J Biomed Mater Res A ; 67(3): 975-80, 2003 Dec 01.
Artigo em Inglês | MEDLINE | ID: mdl-14613247


CaTiO(3) is a strong candidate to form at the interface between hydroxylapatite (HA) and titanium implants during many coating procedures. However, few studies have compared the cytocompatibility properties of CaTiO(3) to HA pertinent for bone-cell function. For this reason, the objective of the present in vitro study was to determine the ability of bone-forming cells (osteoblasts) to adhere on titanium coated with HA that resulted in the formation of CaTiO(3). To accomplish the formation of CaTiO(3), titanium was coated on HA discs and annealed either under air or a N(2)+H(2) environment. Materials were characterized by X-ray diffraction (XRD), Rutherford backscattering spectroscopy (RBS), and atomic force microscopy (AFM). These characterization techniques demonstrated the formation of a nanometer rough CaTiO(3) layer as a consequence of interactions between HA and titanium during coating conditions. Results from cytocompatibility tests revealed increased osteoblast adhesion on materials that contained CaTiO(3) compared to both pure HA and uncoated titanium. The greatest osteoblast adhesion was observed on titanium-coated HA annealed under air conditions. Because adhesion is a crucial prerequisite to subsequent functions of osteoblasts (such as the deposition of calcium containing mineral), the present in vitro results imply that orthopedic coatings that form CaTiO(3) could increase osseointegration with juxtaposed bone needed for increased implant efficacy.

Compostos de Cálcio/farmacologia , Materiais Revestidos Biocompatíveis/farmacologia , Osteoblastos/citologia , Óxidos/farmacologia , Titânio/farmacologia , Animais , Substitutos Ósseos , Compostos de Cálcio/química , Adesão Celular/efeitos dos fármacos , Materiais Revestidos Biocompatíveis/química , Durapatita , Humanos , Microscopia de Força Atômica , Osseointegração , Óxidos/química , Titânio/química , Difração de Raios X
Science ; 295(5557): 1048-50, 2002 Feb 08.
Artigo em Inglês | MEDLINE | ID: mdl-11834829


Here we describe the use of Rutherford backscattering spectrometry (RBS) to measure quantitative in situ elemental profiles with high depth resolution, online and nondestructively, in volatile substances (liquid and frozen acids, ice). Samples for analysis are held in a chamber with controlled temperature and partial pressures designed to match conditions for aerosols in Earth's atmosphere.
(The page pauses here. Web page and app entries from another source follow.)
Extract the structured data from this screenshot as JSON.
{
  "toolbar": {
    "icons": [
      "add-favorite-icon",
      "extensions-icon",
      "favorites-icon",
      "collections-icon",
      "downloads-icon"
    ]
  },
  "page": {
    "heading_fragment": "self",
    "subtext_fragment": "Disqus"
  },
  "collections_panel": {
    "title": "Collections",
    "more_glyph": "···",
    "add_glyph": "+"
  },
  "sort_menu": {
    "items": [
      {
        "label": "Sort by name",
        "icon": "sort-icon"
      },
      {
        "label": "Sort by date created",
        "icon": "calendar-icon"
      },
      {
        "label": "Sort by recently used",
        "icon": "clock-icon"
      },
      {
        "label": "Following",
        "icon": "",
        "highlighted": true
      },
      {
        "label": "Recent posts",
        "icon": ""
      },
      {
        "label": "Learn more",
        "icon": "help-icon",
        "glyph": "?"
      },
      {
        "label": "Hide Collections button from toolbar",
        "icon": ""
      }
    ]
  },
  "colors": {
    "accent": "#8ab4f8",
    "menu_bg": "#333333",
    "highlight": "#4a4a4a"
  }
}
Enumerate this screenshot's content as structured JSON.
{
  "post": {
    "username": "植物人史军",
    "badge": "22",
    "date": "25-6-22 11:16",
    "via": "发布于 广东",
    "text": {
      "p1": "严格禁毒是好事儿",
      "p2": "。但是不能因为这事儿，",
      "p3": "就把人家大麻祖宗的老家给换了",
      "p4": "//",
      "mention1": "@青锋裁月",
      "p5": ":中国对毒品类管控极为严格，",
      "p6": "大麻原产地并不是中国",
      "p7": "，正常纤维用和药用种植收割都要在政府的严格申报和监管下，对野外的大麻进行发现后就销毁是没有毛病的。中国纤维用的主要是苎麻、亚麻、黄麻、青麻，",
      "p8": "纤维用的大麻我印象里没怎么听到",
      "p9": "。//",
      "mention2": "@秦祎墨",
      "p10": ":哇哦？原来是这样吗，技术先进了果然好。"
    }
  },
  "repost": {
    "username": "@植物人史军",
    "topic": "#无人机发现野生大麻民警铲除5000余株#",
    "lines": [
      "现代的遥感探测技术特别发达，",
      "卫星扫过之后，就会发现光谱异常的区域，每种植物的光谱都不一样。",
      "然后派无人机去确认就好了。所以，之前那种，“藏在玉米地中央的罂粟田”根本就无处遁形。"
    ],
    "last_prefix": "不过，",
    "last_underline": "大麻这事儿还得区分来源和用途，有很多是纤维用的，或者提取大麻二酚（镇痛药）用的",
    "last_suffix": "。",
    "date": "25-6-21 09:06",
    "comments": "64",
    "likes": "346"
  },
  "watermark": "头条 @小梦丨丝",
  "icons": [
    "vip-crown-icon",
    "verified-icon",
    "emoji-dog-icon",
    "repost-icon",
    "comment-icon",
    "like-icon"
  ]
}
This technique is demonstrated in studies of water solubility in sulfuric acid, hydrochloric acid (HCl) on ice surfaces, the formation of a HCl-hexahydrate surface layer on evaporating HCl-doped ice, and the diffusion of water through this layer.